## Exercise aim
The answer must consist of every line from the entries below that contains the word "Best".

## Records provided

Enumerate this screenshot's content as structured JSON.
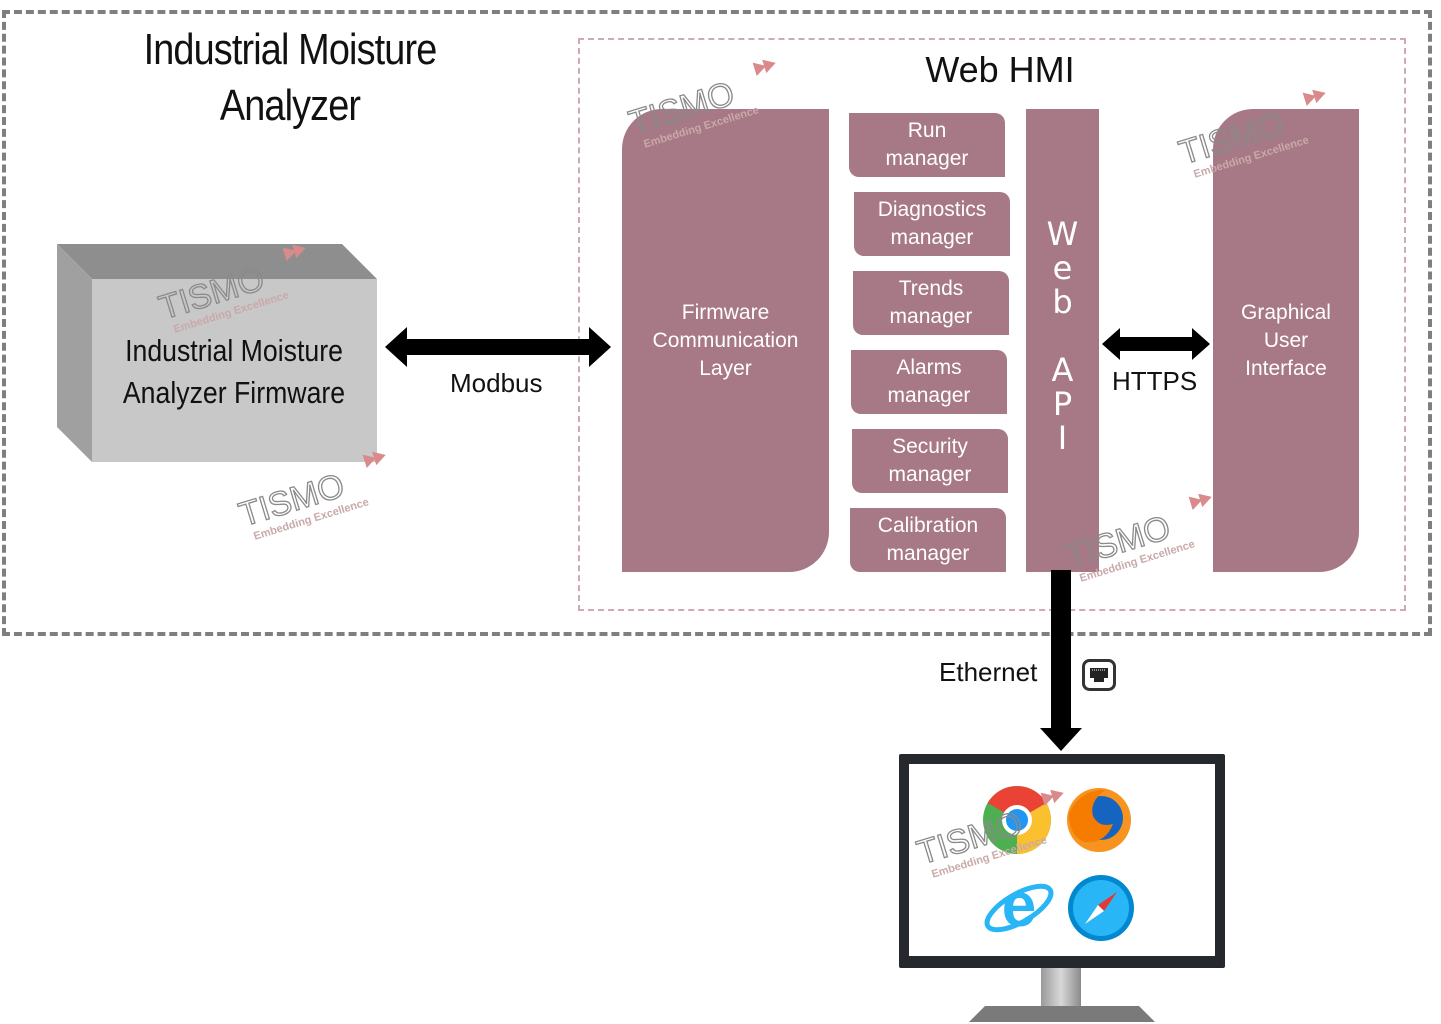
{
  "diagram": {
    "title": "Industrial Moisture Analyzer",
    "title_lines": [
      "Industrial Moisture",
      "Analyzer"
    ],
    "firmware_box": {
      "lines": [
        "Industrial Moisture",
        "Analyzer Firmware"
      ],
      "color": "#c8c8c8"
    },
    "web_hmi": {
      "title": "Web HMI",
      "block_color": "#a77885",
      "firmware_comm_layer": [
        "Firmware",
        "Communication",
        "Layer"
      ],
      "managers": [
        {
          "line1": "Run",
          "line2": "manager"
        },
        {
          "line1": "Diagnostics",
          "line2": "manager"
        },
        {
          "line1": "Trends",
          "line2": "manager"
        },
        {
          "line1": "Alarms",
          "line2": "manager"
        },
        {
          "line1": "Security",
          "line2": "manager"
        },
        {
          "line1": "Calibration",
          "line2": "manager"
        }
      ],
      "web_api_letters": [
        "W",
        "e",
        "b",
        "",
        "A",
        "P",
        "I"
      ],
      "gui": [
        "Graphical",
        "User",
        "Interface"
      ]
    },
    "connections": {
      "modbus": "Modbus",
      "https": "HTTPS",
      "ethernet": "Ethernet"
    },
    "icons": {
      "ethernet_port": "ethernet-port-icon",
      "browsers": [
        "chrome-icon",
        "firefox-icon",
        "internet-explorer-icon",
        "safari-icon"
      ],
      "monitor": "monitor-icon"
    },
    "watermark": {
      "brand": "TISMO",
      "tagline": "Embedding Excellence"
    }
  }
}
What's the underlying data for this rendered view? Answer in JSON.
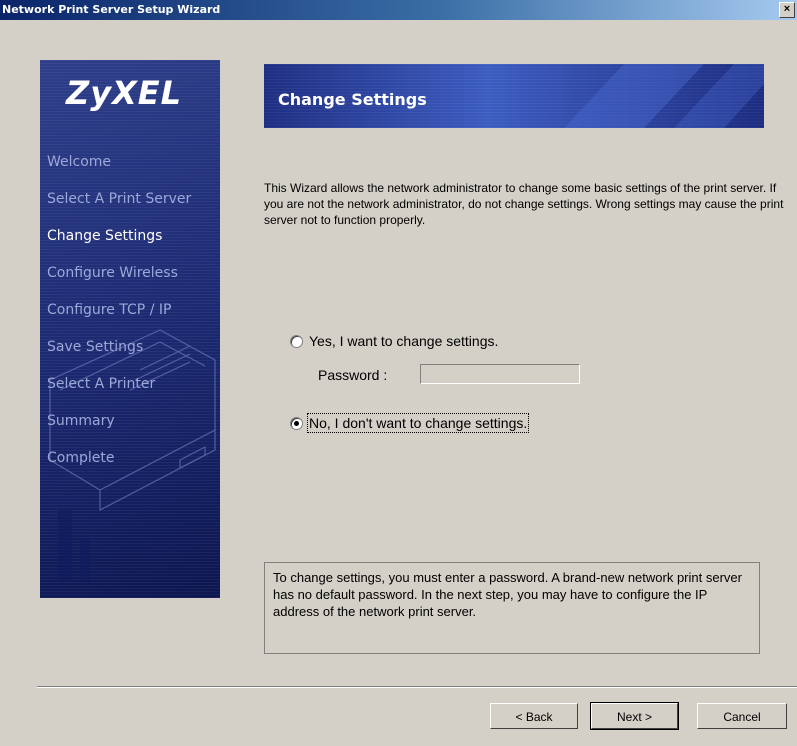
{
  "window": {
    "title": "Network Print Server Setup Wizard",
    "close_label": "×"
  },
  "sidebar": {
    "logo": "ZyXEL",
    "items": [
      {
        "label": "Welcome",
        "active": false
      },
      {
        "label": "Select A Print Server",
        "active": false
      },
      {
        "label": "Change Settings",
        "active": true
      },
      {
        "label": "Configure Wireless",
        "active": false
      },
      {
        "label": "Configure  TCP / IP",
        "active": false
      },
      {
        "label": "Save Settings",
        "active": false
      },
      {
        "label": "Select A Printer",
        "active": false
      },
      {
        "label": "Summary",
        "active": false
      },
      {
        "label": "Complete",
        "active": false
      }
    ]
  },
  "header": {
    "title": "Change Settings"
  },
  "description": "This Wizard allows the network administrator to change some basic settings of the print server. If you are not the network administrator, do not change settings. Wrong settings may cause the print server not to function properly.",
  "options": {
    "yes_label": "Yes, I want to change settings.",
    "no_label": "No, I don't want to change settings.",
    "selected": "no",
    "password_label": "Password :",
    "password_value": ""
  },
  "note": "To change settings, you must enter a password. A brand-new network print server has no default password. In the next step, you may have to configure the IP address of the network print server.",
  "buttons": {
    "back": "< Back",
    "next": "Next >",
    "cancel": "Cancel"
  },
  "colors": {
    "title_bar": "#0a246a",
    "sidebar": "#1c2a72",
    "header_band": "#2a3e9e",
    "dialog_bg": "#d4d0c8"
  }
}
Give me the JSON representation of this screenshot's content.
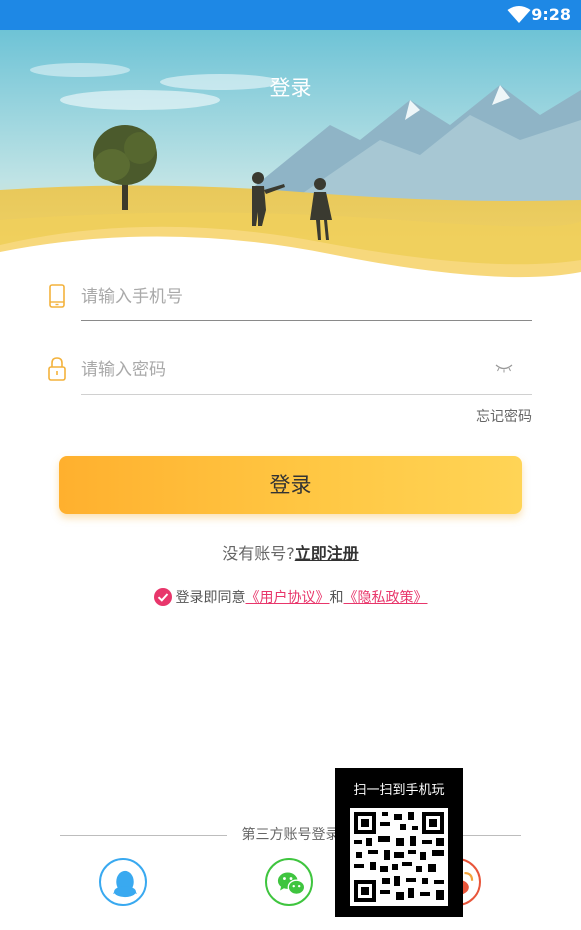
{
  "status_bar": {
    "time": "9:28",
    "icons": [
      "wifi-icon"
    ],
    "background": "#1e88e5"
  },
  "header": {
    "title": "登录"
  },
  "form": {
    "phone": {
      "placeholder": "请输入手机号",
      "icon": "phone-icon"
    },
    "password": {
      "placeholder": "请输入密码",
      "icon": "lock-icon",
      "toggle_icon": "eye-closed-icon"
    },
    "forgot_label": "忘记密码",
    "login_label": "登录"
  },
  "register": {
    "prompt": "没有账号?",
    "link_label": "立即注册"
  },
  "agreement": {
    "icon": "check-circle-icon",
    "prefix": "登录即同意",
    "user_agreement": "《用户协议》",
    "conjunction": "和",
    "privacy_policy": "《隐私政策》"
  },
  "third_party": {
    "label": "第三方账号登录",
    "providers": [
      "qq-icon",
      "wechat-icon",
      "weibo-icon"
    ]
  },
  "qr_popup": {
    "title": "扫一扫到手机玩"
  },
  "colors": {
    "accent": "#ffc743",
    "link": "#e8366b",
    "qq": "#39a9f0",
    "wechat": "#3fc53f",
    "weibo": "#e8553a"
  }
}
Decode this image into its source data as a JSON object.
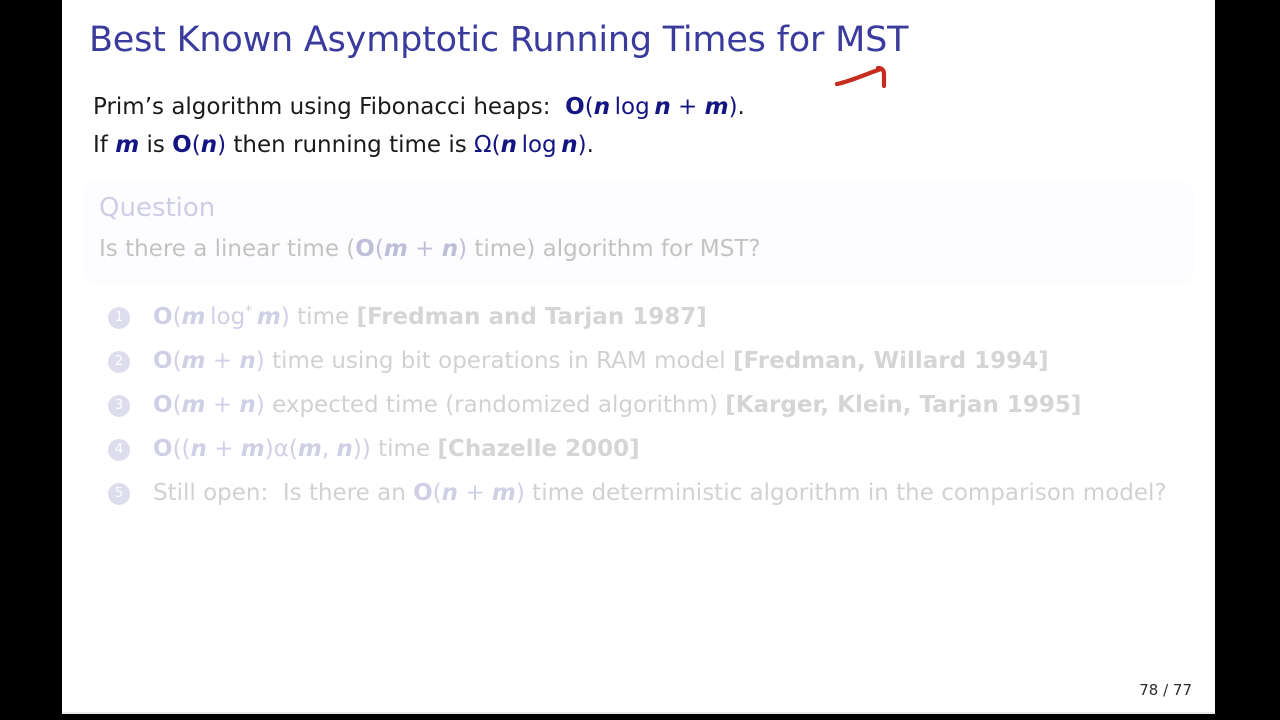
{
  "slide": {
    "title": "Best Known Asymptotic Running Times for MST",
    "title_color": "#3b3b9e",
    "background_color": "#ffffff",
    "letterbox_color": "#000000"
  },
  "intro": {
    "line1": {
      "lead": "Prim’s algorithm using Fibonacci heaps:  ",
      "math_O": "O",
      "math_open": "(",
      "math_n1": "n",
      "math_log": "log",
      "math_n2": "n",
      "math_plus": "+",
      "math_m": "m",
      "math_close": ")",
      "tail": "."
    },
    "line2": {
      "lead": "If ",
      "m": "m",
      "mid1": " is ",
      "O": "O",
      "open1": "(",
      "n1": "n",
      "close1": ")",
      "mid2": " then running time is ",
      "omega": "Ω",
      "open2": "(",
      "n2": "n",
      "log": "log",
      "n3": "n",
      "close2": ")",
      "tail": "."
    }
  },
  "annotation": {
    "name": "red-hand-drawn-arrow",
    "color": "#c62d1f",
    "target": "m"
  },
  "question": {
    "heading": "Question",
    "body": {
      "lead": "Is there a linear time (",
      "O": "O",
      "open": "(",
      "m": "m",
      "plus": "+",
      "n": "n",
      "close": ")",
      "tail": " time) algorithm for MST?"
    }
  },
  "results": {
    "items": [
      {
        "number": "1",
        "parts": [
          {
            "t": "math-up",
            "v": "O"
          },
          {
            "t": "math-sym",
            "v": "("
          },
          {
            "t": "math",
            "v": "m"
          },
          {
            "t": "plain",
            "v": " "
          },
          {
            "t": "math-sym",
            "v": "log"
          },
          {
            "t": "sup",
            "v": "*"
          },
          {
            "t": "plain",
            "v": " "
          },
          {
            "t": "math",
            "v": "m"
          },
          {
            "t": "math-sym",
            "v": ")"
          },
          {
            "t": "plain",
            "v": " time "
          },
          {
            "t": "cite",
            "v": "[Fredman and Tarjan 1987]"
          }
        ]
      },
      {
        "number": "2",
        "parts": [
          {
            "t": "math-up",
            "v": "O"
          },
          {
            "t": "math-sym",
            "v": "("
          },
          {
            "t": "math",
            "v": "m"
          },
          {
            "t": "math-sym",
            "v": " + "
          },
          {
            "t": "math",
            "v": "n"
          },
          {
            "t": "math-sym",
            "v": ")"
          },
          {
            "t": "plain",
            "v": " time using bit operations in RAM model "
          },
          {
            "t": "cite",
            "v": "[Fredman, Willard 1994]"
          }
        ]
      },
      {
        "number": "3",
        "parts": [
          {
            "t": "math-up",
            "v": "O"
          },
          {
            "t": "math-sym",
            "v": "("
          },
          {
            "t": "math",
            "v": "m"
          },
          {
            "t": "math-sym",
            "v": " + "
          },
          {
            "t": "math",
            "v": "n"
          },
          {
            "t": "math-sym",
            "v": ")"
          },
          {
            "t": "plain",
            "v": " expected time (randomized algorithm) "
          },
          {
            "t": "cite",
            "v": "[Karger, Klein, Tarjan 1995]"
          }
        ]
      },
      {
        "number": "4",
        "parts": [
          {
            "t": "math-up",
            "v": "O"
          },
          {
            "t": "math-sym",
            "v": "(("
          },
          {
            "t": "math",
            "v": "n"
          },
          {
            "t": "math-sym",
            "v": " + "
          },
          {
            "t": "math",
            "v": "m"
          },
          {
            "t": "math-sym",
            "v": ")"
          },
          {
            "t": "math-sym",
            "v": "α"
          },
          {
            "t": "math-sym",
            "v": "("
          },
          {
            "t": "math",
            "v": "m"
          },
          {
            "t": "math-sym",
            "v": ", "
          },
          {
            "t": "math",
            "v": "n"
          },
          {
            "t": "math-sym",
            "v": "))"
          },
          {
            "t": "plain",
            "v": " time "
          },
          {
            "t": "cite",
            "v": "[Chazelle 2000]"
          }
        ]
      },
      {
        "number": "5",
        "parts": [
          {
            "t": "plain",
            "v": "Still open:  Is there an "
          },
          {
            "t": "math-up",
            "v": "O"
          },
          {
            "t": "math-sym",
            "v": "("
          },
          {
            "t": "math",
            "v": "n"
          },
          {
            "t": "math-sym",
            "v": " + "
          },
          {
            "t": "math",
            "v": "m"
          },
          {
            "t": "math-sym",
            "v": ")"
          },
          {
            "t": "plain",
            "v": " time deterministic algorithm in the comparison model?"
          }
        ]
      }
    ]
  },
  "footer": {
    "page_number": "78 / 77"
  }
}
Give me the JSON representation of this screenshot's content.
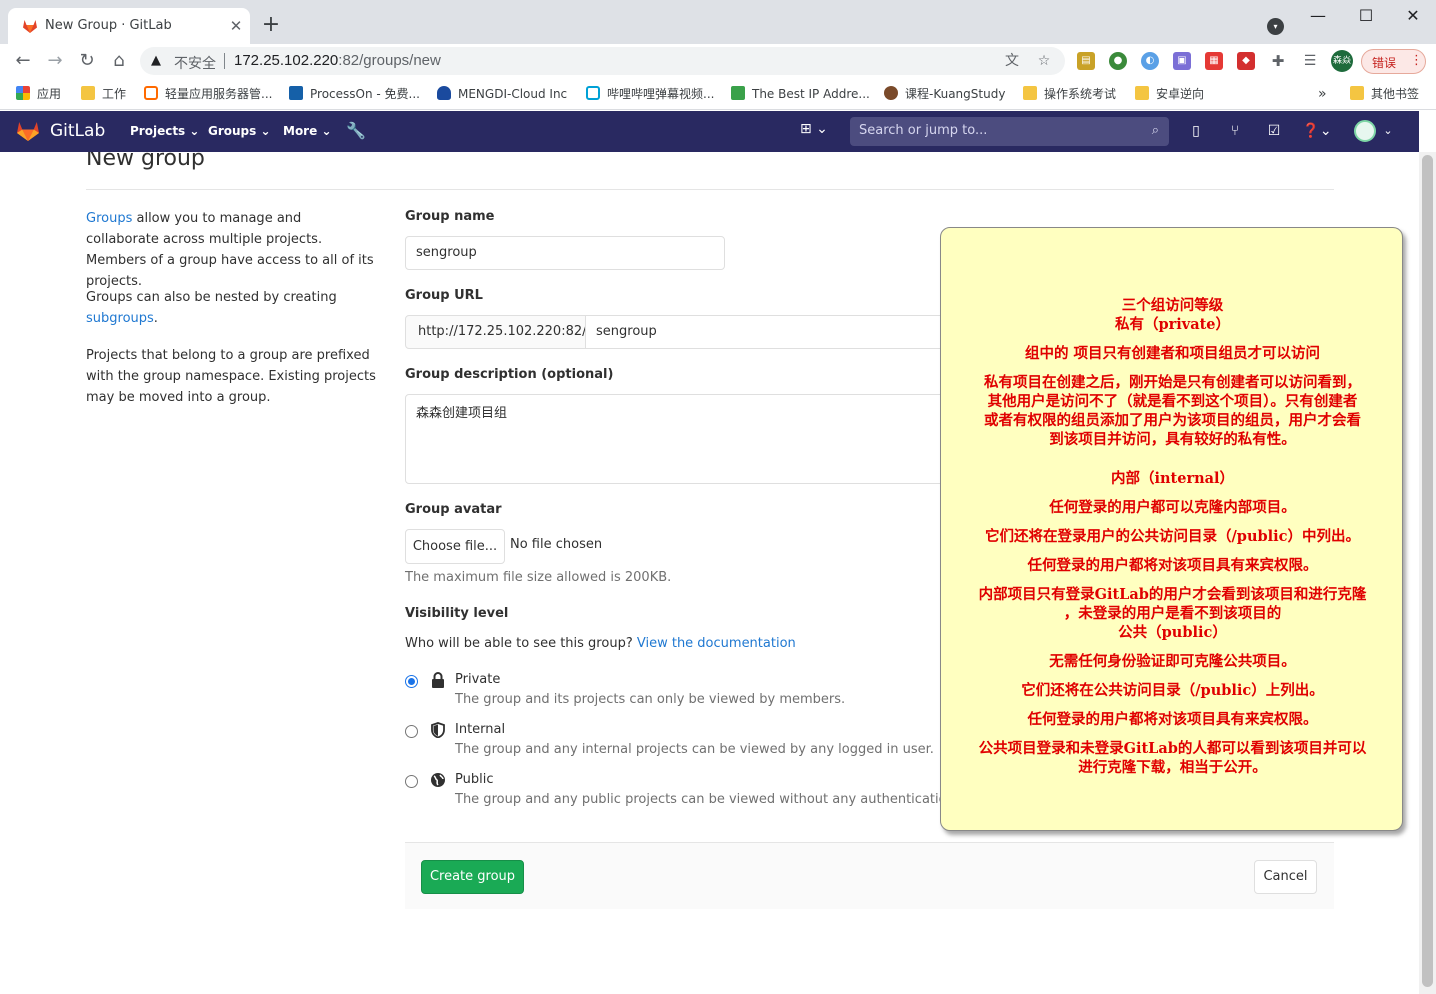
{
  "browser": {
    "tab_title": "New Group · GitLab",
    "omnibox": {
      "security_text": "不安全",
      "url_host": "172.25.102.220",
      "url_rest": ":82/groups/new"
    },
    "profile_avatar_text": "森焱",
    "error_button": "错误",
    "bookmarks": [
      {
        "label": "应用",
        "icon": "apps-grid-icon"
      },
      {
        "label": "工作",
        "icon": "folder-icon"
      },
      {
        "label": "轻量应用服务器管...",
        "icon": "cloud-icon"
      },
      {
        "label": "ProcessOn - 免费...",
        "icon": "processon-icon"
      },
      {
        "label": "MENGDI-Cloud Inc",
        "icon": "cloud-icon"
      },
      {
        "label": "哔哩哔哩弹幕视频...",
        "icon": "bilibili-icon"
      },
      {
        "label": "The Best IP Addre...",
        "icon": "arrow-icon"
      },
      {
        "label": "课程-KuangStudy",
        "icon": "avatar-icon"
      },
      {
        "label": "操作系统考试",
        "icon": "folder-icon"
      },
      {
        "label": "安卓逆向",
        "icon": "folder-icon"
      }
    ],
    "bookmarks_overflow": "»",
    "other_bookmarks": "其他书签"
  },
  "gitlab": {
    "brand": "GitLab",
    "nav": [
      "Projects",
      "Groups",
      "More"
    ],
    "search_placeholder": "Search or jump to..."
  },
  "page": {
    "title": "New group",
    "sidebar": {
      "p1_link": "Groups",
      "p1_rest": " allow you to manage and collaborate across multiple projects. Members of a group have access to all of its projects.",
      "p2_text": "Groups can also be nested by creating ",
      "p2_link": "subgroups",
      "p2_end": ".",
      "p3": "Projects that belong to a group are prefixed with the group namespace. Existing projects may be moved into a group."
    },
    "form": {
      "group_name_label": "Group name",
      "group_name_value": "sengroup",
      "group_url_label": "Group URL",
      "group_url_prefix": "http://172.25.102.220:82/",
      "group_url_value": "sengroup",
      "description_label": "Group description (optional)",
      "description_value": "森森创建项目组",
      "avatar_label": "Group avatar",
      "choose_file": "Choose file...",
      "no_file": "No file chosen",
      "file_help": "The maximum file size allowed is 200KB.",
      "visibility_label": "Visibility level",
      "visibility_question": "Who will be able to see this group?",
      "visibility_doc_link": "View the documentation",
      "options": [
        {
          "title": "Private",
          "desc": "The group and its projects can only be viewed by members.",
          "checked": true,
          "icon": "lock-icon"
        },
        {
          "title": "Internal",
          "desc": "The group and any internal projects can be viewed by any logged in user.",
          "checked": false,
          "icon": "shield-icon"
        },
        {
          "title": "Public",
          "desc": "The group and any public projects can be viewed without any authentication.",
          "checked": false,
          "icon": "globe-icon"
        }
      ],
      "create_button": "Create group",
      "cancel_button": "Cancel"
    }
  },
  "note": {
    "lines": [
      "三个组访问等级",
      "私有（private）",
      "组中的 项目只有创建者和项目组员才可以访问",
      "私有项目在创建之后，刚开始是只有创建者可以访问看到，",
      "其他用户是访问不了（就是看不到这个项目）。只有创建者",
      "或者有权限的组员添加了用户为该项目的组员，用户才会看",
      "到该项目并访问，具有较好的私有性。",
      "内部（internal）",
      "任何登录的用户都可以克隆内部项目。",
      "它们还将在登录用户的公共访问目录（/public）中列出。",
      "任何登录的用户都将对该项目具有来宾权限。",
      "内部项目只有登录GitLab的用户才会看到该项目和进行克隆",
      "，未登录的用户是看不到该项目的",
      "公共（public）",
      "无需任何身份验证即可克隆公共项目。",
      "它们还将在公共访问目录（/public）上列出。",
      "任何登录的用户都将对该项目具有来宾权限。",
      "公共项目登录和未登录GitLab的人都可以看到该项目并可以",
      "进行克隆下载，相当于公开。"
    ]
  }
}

## Response to the task
    "title": "Best Known Asymptotic Running Times for MST",
        "label": "The Best IP Addre...",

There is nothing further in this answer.